Having burnt its fingers in trying to recover outstanding external and internal development charges (EDC and IDC) amounting to about `13,000 crore from developers, government has now decided to make it mandatory for developers to mortgage a percentage of their saleable property with the government, depending on the dues they have.
EDC is used for funding basic infrastructure projects such as roads, water, sewerage and drainage lines. IDC goes to financing capital intensive projects such as the metro, pod taxi, etc.
The government would sell the mortgaged property in case the developer fails to pay the outstanding charges in four instalments -- as per its new “relief policy”.
The policy applies to developers seeking licences for future projects as well.
“The government wanted to be sure of getting its dues and avoid hampering infrastructure projects in future,” said Arun Kumar Gupta, the additional chief secretary, Town & country planning department.
“With the new relief policy in place, we expect to collect `9,000 crore in EDC and IDC dues,” he said.
“Mortgage of land is a new clause.

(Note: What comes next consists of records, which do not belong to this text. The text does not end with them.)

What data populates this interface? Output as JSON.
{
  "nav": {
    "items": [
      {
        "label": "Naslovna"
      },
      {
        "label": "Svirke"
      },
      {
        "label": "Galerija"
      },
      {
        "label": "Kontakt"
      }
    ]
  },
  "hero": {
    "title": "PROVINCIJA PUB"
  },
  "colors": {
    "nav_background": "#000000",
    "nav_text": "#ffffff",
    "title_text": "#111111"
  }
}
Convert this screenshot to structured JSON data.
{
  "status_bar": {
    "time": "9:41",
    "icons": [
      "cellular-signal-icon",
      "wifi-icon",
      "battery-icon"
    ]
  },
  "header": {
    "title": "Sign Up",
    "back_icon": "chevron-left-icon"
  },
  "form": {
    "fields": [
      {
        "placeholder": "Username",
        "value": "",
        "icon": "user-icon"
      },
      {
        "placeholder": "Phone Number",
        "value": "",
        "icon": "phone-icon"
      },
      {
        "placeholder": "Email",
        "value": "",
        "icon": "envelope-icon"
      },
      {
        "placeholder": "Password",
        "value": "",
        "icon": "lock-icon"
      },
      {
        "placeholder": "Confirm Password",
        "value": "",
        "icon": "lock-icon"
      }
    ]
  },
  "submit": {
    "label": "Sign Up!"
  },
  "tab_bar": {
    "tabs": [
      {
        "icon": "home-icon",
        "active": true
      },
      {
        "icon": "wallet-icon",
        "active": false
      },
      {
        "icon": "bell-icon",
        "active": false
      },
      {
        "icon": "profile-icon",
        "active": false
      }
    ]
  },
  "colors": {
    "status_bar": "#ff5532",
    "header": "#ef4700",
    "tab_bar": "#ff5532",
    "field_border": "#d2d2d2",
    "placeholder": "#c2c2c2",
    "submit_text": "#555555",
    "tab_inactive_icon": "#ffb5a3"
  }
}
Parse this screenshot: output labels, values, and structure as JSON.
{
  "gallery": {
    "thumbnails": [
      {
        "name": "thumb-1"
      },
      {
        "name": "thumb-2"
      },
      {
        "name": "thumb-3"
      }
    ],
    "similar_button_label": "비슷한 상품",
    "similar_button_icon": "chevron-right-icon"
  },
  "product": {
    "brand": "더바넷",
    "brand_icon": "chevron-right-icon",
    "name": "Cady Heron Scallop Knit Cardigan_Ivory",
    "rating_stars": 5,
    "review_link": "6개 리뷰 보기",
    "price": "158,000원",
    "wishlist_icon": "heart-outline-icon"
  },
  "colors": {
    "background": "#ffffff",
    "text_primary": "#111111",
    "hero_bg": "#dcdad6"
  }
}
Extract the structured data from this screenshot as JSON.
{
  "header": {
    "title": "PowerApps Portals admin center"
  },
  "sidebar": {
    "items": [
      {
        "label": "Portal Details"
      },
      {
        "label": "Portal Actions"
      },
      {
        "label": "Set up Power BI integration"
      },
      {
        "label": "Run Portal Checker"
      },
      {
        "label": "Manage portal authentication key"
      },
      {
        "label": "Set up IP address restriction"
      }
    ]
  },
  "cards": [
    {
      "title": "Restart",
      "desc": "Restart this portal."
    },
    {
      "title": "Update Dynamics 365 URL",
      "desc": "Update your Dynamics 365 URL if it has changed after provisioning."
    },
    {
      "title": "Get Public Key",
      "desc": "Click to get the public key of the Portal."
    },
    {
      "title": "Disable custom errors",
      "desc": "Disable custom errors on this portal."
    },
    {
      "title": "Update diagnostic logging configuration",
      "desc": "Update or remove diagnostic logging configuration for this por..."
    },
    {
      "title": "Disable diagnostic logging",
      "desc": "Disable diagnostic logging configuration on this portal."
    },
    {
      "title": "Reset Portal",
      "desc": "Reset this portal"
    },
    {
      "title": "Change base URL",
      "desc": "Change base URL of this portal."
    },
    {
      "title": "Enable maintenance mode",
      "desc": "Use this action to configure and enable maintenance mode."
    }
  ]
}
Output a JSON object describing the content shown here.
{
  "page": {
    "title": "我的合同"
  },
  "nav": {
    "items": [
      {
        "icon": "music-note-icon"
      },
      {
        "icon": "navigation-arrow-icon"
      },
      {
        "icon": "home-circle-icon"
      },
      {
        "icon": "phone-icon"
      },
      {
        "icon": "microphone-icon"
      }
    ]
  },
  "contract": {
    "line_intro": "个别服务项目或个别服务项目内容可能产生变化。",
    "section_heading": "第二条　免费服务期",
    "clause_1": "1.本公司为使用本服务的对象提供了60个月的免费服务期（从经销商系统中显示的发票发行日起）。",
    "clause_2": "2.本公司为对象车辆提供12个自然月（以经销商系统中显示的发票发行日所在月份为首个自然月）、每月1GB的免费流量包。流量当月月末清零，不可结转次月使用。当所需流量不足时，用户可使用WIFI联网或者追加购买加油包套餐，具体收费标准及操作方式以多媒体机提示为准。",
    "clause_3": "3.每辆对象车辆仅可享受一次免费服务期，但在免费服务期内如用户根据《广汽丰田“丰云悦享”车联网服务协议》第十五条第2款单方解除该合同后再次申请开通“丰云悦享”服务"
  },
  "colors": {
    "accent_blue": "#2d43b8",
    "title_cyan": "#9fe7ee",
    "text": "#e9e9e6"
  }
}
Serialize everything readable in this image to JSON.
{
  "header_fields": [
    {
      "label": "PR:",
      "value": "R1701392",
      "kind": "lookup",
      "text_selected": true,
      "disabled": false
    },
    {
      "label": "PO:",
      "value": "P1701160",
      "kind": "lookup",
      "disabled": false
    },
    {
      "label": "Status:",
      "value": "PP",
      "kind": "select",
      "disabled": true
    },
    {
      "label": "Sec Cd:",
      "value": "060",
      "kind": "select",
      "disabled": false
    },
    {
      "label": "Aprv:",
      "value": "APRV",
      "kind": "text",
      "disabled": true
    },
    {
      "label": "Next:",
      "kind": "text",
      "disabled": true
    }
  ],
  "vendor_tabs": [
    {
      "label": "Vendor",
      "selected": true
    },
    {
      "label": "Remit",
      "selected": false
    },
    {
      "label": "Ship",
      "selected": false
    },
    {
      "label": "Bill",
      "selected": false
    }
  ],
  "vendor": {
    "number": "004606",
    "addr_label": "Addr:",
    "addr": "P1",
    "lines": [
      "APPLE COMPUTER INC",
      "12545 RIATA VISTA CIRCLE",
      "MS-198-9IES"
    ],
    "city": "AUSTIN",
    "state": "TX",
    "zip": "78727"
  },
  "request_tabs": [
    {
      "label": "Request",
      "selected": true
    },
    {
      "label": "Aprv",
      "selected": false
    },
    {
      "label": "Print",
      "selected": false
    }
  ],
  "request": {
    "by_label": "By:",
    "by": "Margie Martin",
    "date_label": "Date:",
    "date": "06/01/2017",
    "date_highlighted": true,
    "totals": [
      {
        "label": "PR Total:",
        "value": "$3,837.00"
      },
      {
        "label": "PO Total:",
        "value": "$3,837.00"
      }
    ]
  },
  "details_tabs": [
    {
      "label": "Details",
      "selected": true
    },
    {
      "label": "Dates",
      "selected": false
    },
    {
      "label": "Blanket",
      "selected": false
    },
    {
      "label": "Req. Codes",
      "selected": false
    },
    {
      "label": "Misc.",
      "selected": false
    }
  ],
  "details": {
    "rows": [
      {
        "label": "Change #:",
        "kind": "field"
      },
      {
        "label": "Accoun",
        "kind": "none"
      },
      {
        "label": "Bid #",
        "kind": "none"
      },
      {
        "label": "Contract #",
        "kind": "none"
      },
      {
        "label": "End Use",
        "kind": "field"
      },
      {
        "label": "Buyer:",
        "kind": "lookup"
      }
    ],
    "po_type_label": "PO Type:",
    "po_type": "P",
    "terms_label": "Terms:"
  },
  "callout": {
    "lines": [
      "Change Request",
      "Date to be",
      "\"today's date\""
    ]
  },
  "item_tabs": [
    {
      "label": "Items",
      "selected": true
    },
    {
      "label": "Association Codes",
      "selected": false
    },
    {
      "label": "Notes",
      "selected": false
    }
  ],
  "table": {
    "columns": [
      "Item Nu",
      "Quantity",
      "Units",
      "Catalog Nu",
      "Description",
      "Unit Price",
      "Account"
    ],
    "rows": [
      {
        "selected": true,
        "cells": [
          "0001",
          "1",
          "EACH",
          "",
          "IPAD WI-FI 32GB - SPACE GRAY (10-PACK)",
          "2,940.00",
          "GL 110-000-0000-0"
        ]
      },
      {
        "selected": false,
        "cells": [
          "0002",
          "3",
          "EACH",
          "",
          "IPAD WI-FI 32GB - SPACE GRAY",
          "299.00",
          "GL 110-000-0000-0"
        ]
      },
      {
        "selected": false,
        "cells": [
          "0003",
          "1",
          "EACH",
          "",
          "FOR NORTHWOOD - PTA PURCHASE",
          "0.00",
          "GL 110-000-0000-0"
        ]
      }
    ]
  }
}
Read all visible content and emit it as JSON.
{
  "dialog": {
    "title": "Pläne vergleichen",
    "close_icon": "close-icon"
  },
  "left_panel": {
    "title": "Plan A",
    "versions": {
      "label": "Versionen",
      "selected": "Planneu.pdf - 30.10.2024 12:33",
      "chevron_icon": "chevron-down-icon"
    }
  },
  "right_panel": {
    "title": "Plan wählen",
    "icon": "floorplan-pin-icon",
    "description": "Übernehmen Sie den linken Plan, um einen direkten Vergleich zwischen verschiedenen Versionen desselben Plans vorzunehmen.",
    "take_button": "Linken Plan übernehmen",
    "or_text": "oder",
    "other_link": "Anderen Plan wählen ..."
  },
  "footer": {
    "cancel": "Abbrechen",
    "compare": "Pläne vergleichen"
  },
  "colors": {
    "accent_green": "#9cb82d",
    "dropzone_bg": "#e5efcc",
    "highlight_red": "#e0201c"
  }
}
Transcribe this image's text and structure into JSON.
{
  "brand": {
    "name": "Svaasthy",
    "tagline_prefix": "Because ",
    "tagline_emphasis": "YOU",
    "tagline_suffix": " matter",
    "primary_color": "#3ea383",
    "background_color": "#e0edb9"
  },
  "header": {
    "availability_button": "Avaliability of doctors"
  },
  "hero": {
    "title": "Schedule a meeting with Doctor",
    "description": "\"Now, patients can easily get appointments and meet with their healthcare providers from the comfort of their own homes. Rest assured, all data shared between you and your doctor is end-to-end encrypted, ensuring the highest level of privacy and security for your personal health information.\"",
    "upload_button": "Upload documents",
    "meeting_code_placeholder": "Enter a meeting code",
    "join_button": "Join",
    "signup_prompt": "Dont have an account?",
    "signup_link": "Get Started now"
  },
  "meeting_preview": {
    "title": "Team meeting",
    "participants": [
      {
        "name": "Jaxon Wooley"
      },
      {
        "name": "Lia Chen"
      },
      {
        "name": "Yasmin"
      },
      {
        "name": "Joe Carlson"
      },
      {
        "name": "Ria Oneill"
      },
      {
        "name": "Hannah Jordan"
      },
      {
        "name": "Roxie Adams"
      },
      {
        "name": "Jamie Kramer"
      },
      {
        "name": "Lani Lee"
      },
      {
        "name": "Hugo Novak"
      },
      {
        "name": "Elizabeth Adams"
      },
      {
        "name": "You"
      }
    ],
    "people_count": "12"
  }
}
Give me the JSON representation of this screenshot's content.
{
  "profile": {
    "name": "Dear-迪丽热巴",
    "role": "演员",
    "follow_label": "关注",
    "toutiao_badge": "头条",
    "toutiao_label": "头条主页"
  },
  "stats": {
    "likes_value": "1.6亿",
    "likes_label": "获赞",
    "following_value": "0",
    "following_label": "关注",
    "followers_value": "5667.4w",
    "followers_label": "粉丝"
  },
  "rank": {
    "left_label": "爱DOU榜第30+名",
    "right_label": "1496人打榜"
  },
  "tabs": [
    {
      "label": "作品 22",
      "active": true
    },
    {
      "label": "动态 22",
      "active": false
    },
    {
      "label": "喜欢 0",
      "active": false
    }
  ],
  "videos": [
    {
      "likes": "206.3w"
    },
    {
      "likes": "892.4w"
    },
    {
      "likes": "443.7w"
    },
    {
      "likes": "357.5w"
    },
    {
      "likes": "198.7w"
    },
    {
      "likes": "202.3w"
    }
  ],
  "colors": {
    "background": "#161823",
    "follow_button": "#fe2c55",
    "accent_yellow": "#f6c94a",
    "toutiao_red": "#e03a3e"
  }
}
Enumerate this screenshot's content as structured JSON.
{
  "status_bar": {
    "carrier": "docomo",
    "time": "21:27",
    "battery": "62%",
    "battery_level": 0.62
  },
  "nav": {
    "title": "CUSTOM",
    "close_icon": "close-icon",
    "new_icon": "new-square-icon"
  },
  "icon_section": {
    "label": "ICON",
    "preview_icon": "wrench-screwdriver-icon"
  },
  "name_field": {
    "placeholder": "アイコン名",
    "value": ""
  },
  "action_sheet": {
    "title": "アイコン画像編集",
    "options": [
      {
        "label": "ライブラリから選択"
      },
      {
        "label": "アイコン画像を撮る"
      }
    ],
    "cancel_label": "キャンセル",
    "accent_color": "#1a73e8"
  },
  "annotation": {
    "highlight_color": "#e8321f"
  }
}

Earlier, developers had the option of offering a bank guarantee to the government in lieu of the outstanding amount. But now they will have to mortgage land with us and the same can be sold if the developer fail to honour his/her commitment. Liquidating a bank guarantee was not that easy as developers would often get stay orders from the court. Moreover, the banks were the only beneficiaries as they would keep earning interest,” Gupta said.
Taking into account the slump in the real estate market, the state government has offered to accept EDC and IDC in four half-yearly instalments. The developers will have to deposit about 10% of the amount immediately along with the application.
“The builders will have to clear all outstanding charges within two years,” Gupta said.
Developers, however, are apprehensive about the new policy. They said it would favour more those developing new projects as they would have clear title or ownership deed for the properties. The government will accept only properties with clear title deeds for mortgage purpose, they said.
Parveen Jain, the president National Real Estate Developers Council and CMD Tulip Infratech, said it is yet to be seen whether the policy will be “practical”.
“The new policy states that developers may not be able to offer properties with clear title without third party rights for mortgage as they must have sold the same in full or part. The government may have to amend the policy to allow developers to mortgage another property with clear title. The policy in the present form may partly succeed but not fully,” he said.